§ **MATERIAL FOR THIS EXERCISE**
···
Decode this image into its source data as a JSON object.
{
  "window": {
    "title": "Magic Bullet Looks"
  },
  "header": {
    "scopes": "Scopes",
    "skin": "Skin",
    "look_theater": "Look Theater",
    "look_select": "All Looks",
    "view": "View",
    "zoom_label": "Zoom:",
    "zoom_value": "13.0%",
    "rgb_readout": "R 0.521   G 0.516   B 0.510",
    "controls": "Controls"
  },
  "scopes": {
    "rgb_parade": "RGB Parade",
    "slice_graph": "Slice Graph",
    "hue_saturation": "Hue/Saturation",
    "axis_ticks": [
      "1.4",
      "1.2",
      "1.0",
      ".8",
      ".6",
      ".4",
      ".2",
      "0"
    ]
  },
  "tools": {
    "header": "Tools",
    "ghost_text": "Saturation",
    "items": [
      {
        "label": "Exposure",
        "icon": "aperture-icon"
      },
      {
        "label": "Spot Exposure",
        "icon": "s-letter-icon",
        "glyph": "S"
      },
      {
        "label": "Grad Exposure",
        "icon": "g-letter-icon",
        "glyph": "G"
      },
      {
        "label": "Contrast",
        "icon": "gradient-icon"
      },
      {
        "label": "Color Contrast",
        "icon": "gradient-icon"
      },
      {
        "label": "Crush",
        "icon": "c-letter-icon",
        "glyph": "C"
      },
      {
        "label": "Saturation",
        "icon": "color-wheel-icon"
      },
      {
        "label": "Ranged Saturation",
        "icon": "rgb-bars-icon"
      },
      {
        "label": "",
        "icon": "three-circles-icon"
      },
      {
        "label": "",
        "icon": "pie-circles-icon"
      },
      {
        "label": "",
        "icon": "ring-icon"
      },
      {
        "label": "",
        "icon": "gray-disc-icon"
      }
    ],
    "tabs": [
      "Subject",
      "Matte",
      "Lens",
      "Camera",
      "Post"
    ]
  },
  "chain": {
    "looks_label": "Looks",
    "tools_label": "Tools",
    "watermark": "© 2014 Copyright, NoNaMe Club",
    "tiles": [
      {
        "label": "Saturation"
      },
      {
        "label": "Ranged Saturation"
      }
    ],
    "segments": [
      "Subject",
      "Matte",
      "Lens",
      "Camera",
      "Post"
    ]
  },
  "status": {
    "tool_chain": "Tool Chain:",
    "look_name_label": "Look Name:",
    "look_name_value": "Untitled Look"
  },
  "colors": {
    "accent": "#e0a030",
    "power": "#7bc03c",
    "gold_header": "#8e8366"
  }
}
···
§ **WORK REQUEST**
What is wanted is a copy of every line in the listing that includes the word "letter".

§ **ANSWER SPACE**
        "icon": "s-letter-icon",
        "icon": "g-letter-icon",
        "icon": "c-letter-icon",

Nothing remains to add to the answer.